For this initial setup, I’m using this tool currently maintained by some colleagues of mine at Linaro called CDBA. We use it internally for a lot of our testing and development, where getting the right hardware in the hands of the right people isn’t always possible.

CDBA has a long history that I won’t get into, it’s only recently started being given the love and care it deserves, so there’s still quite a lot of rough edges and lacking documentation. Nonetheless, it’s built from the ground up for this usecase and has a lot to offer. It currently only supports fastboot, sorry Pinephone users but until someone enables fastboot in U-Boot you guys are gonna have a tough time here.

CDBA works over SSH, which for now poses some issues with port forwarding, however we have some ideas to deal with this thanks to the scheduling software that Martijn has been working on. I’m glossing over the cdba setup here, it’s a little finnicky but check out the shell directory for some rough instructions. It works using some git magic and expects you to maintain a git repo with the CDBA config and the SSH public keys that should have access. It works using a new user account on your control PC for security.

The cdba config file for a single OnePlus 6 should look something like this:

  - board: sdm845-enchilada-1
    qcomlt_debug_board: /dev/serial/by-id/usb-postmarketOS_Test_Device_E6604430430-if00
    console: /dev/serial/by-id/usb-postmarketOS_Test_Device_E6604430430-if02
    name: "OnePlus 6"
    fastboot: 5725c671
    ppps_path: "3-3:1.0/3-3-port2"
    fastboot_set_active: a

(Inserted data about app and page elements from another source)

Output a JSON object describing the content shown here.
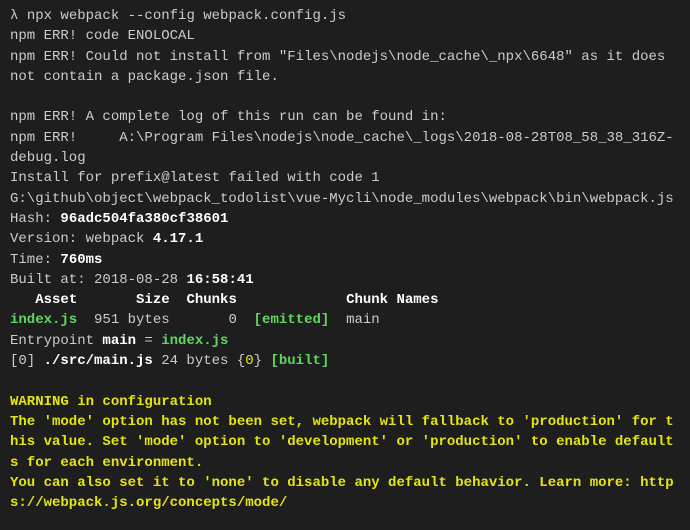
{
  "lines": [
    {
      "spans": [
        {
          "class": "prompt",
          "text": "λ "
        },
        {
          "class": "",
          "text": "npx webpack --config webpack.config.js"
        }
      ]
    },
    {
      "spans": [
        {
          "class": "",
          "text": "npm ERR! code ENOLOCAL"
        }
      ]
    },
    {
      "spans": [
        {
          "class": "",
          "text": "npm ERR! Could not install from \"Files\\nodejs\\node_cache\\_npx\\6648\" as it does not contain a package.json file."
        }
      ]
    },
    {
      "spans": [
        {
          "class": "",
          "text": " "
        }
      ]
    },
    {
      "spans": [
        {
          "class": "",
          "text": "npm ERR! A complete log of this run can be found in:"
        }
      ]
    },
    {
      "spans": [
        {
          "class": "",
          "text": "npm ERR!     A:\\Program Files\\nodejs\\node_cache\\_logs\\2018-08-28T08_58_38_316Z-debug.log"
        }
      ]
    },
    {
      "spans": [
        {
          "class": "",
          "text": "Install for prefix@latest failed with code 1"
        }
      ]
    },
    {
      "spans": [
        {
          "class": "",
          "text": "G:\\github\\object\\webpack_todolist\\vue-Mycli\\node_modules\\webpack\\bin\\webpack.js"
        }
      ]
    },
    {
      "spans": [
        {
          "class": "",
          "text": "Hash: "
        },
        {
          "class": "white bold",
          "text": "96adc504fa380cf38601"
        }
      ]
    },
    {
      "spans": [
        {
          "class": "",
          "text": "Version: webpack "
        },
        {
          "class": "white bold",
          "text": "4.17.1"
        }
      ]
    },
    {
      "spans": [
        {
          "class": "",
          "text": "Time: "
        },
        {
          "class": "white bold",
          "text": "760ms"
        }
      ]
    },
    {
      "spans": [
        {
          "class": "",
          "text": "Built at: 2018-08-28 "
        },
        {
          "class": "white bold",
          "text": "16:58:41"
        }
      ]
    },
    {
      "spans": [
        {
          "class": "white bold",
          "text": "   Asset       Size  Chunks             Chunk Names"
        }
      ]
    },
    {
      "spans": [
        {
          "class": "green bold",
          "text": "index.js"
        },
        {
          "class": "",
          "text": "  951 bytes       0  "
        },
        {
          "class": "green bold",
          "text": "[emitted]"
        },
        {
          "class": "",
          "text": "  main"
        }
      ]
    },
    {
      "spans": [
        {
          "class": "",
          "text": "Entrypoint "
        },
        {
          "class": "white bold",
          "text": "main"
        },
        {
          "class": "",
          "text": " = "
        },
        {
          "class": "green bold",
          "text": "index.js"
        }
      ]
    },
    {
      "spans": [
        {
          "class": "",
          "text": "[0] "
        },
        {
          "class": "white bold",
          "text": "./src/main.js"
        },
        {
          "class": "",
          "text": " 24 bytes {"
        },
        {
          "class": "yellow",
          "text": "0"
        },
        {
          "class": "",
          "text": "} "
        },
        {
          "class": "green bold",
          "text": "[built]"
        }
      ]
    },
    {
      "spans": [
        {
          "class": "",
          "text": " "
        }
      ]
    },
    {
      "spans": [
        {
          "class": "yellow bold",
          "text": "WARNING in configuration"
        }
      ]
    },
    {
      "spans": [
        {
          "class": "yellow bold",
          "text": "The 'mode' option has not been set, webpack will fallback to 'production' for this value. Set 'mode' option to 'development' or 'production' to enable defaults for each environment."
        }
      ]
    },
    {
      "spans": [
        {
          "class": "yellow bold",
          "text": "You can also set it to 'none' to disable any default behavior. Learn more: https://webpack.js.org/concepts/mode/"
        }
      ]
    }
  ]
}
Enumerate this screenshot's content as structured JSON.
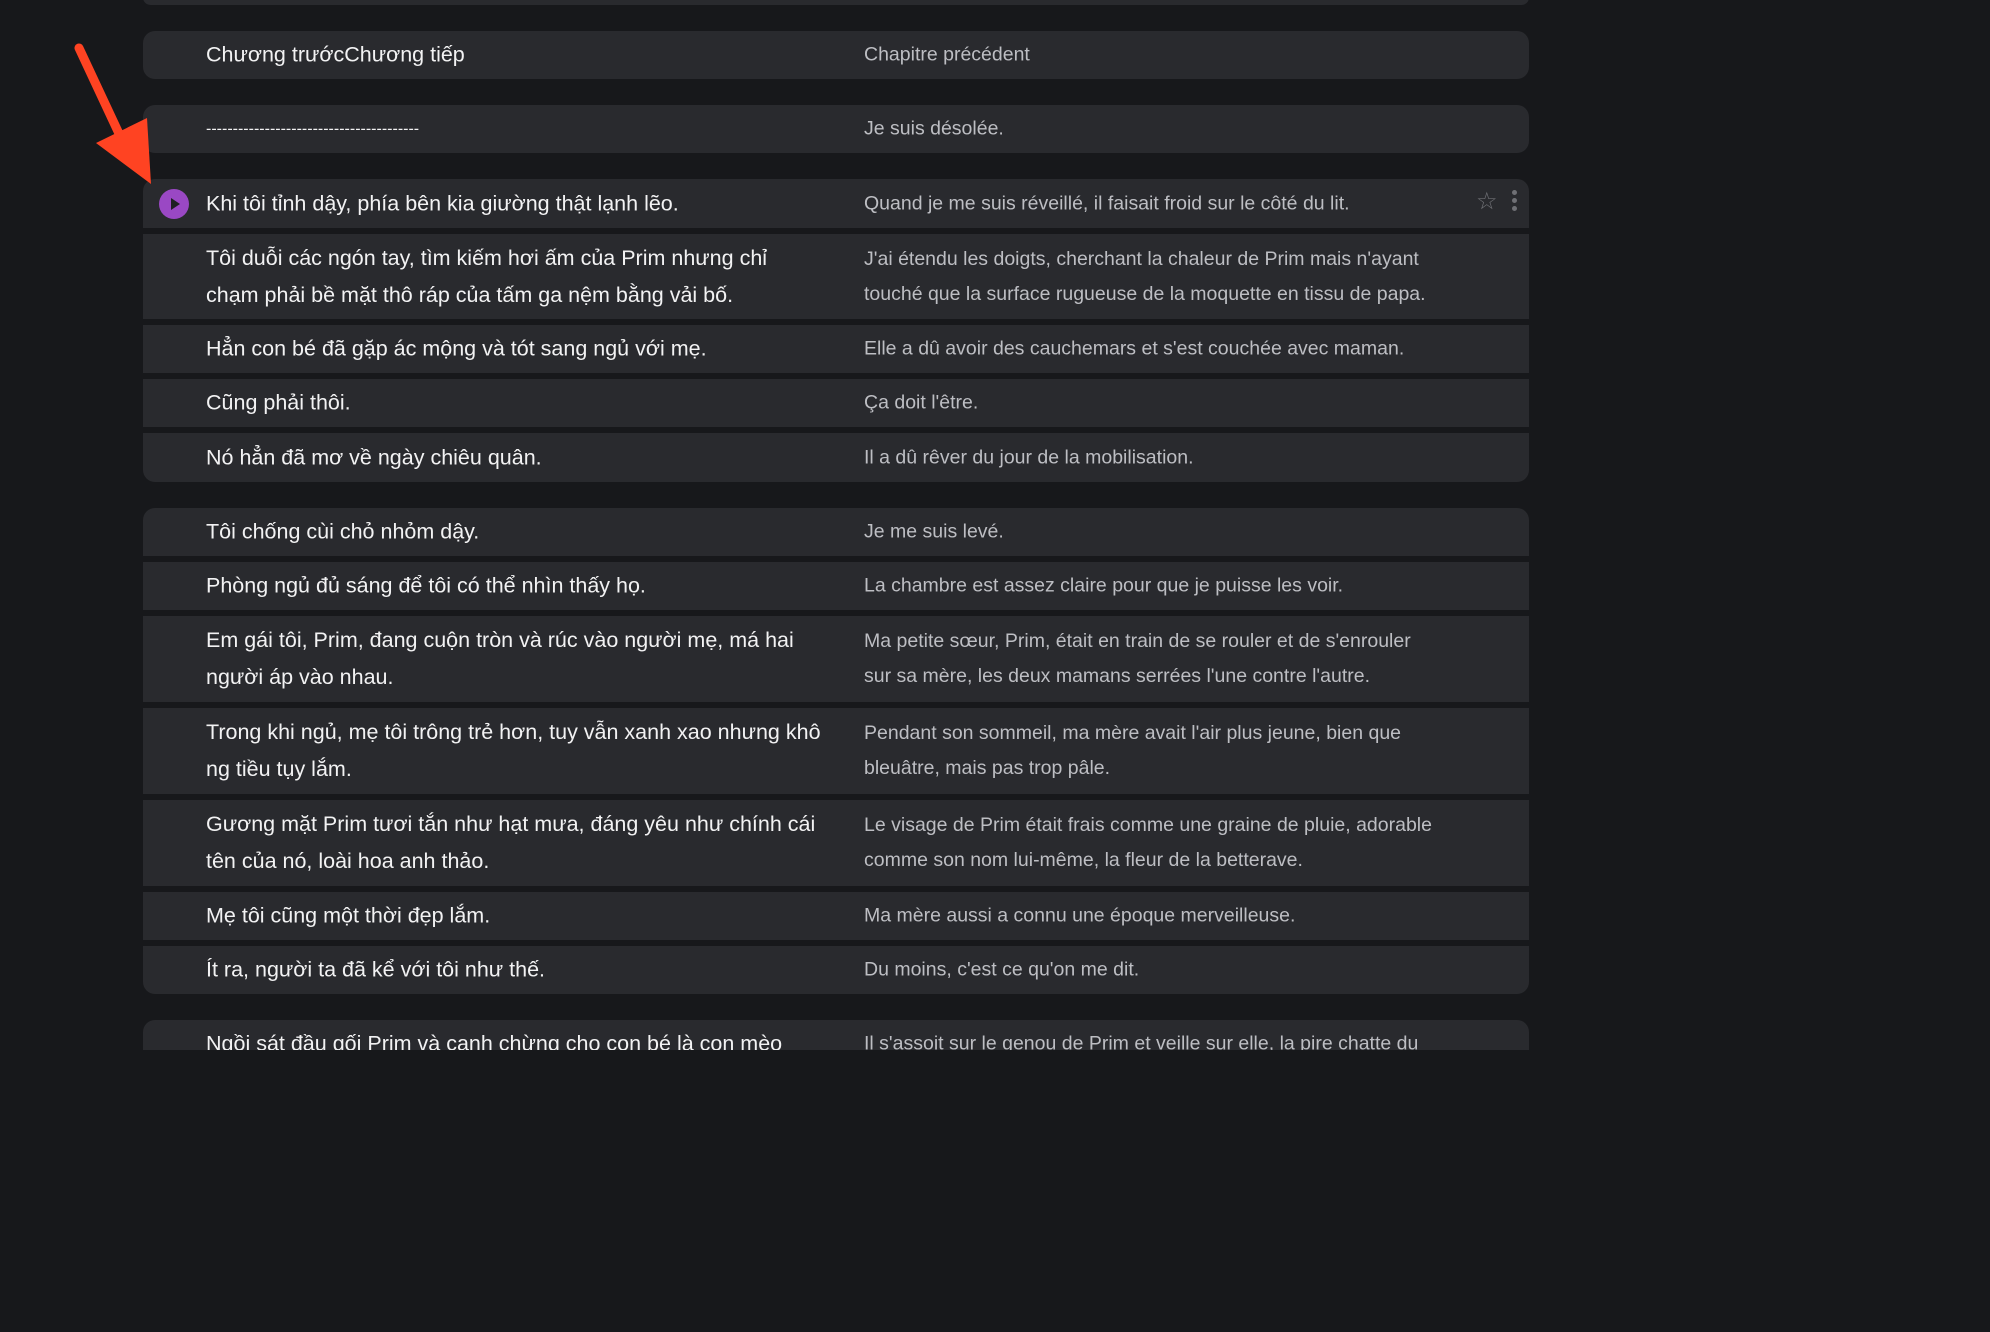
{
  "rows": {
    "nav": {
      "vi": "Chương trướcChương tiếp",
      "fr": "Chapitre précédent"
    },
    "divider": {
      "vi": "----------------------------------------",
      "fr": "Je suis désolée."
    },
    "r1": {
      "vi": "Khi tôi tỉnh dậy, phía bên kia giường thật lạnh lẽo.",
      "fr": "Quand je me suis réveillé, il faisait froid sur le côté du lit."
    },
    "r2": {
      "vi": [
        "Tôi duỗi các ngón tay, tìm kiếm hơi ấm của Prim nhưng chỉ",
        "chạm phải bề mặt thô ráp của tấm ga nệm bằng vải bố."
      ],
      "fr": [
        "J'ai étendu les doigts, cherchant la chaleur de Prim mais n'ayant",
        "touché que la surface rugueuse de la moquette en tissu de papa."
      ]
    },
    "r3": {
      "vi": "Hẳn con bé đã gặp ác mộng và tót sang ngủ với mẹ.",
      "fr": "Elle a dû avoir des cauchemars et s'est couchée avec maman."
    },
    "r4": {
      "vi": "Cũng phải thôi.",
      "fr": "Ça doit l'être."
    },
    "r5": {
      "vi": "Nó hẳn đã mơ về ngày chiêu quân.",
      "fr": "Il a dû rêver du jour de la mobilisation."
    },
    "r6": {
      "vi": "Tôi chống cùi chỏ nhỏm dậy.",
      "fr": "Je me suis levé."
    },
    "r7": {
      "vi": "Phòng ngủ đủ sáng để tôi có thể nhìn thấy họ.",
      "fr": "La chambre est assez claire pour que je puisse les voir."
    },
    "r8": {
      "vi": [
        "Em gái tôi, Prim, đang cuộn tròn và rúc vào người mẹ, má hai",
        "người áp vào nhau."
      ],
      "fr": [
        "Ma petite sœur, Prim, était en train de se rouler et de s'enrouler",
        "sur sa mère, les deux mamans serrées l'une contre l'autre."
      ]
    },
    "r9": {
      "vi": [
        "Trong khi ngủ, mẹ tôi trông trẻ hơn, tuy vẫn xanh xao nhưng khô",
        "ng tiều tụy lắm."
      ],
      "fr": [
        "Pendant son sommeil, ma mère avait l'air plus jeune, bien que",
        "bleuâtre, mais pas trop pâle."
      ]
    },
    "r10": {
      "vi": [
        "Gương mặt Prim tươi tắn như hạt mưa, đáng yêu như chính cái",
        "tên của nó, loài hoa anh thảo."
      ],
      "fr": [
        "Le visage de Prim était frais comme une graine de pluie, adorable",
        "comme son nom lui-même, la fleur de la betterave."
      ]
    },
    "r11": {
      "vi": "Mẹ tôi cũng một thời đẹp lắm.",
      "fr": "Ma mère aussi a connu une époque merveilleuse."
    },
    "r12": {
      "vi": "Ít ra, người ta đã kể với tôi như thế.",
      "fr": "Du moins, c'est ce qu'on me dit."
    },
    "r13": {
      "vi": "Ngồi sát đầu gối Prim và canh chừng cho con bé là con mèo",
      "fr": "Il s'assoit sur le genou de Prim et veille sur elle, la pire chatte du"
    }
  },
  "colors": {
    "accent": "#9a48c4",
    "arrow": "#ff4322",
    "row_bg": "#292a2e",
    "page_bg": "#17181b"
  },
  "icons": {
    "play": "play-icon",
    "star": "star-icon",
    "more": "more-vertical-icon"
  }
}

This tells cdba to use the qcomlt_debug_board backend for board control, that opens the serial port specified and sends commands to it, the pico firmware implements this protocol. The console itself is the other serial port exposed by the pico. And fastboot_set_active: a means that before booting we should reset the boot retry counter to avoid the bootloader marking the current slot as unbootable.

The ppps_path options denotes the path to the USB hub, you need to have the uhubctl tool installed for this. You can determine the correct path by running uhubctl with no arguments and then looking at /sys/bus/usb/..., you’ll always need to append the :1.0.

OK, you understood all that and are all set up? Fantastic!

GitLab CI

The bane of my existence… I’ll just summarise here, you need to generate a new SSH key pair and configure CDBA to allow the public key, put the private key in a protected CI variable.

In your CI, have a job to generate a boot.img for your device that runs some tests in the initramfs, and then run a script like this one which should set up the SSH key and then invoke CDBA (don’t forget to specify the timeouts!).

Congrats, you should did your first fully automated integration test on a real device!

We hope to have something like this available in postmarketOS in the not too distant future. Initially it will likely call CDBA directly, eventually we’ll need to scale up and manage more projects using the infra, as well as more devices and farms being added. To handle that we’ll switch over the Martijn’s awesome PTS system which can take over the complex parts and we’ll just submit jobs to it. I hope to be able to have it integrated locally with CDBA so that the switch-over can be extremely straightforward as it will just continue running CDBA internally. By using a central control it will also alleviate the need for portforwarding!


Well there we have it, this is a very rough and ready infodump while I take a train ride. There has been so much going on behind the scenes here and I’m really excited for things to start becoming more visible over the coming months.

At the very least, I have most of the info out now. I want to duplicate everything here into the postmarketOS wiki as some of the pain points get resolved.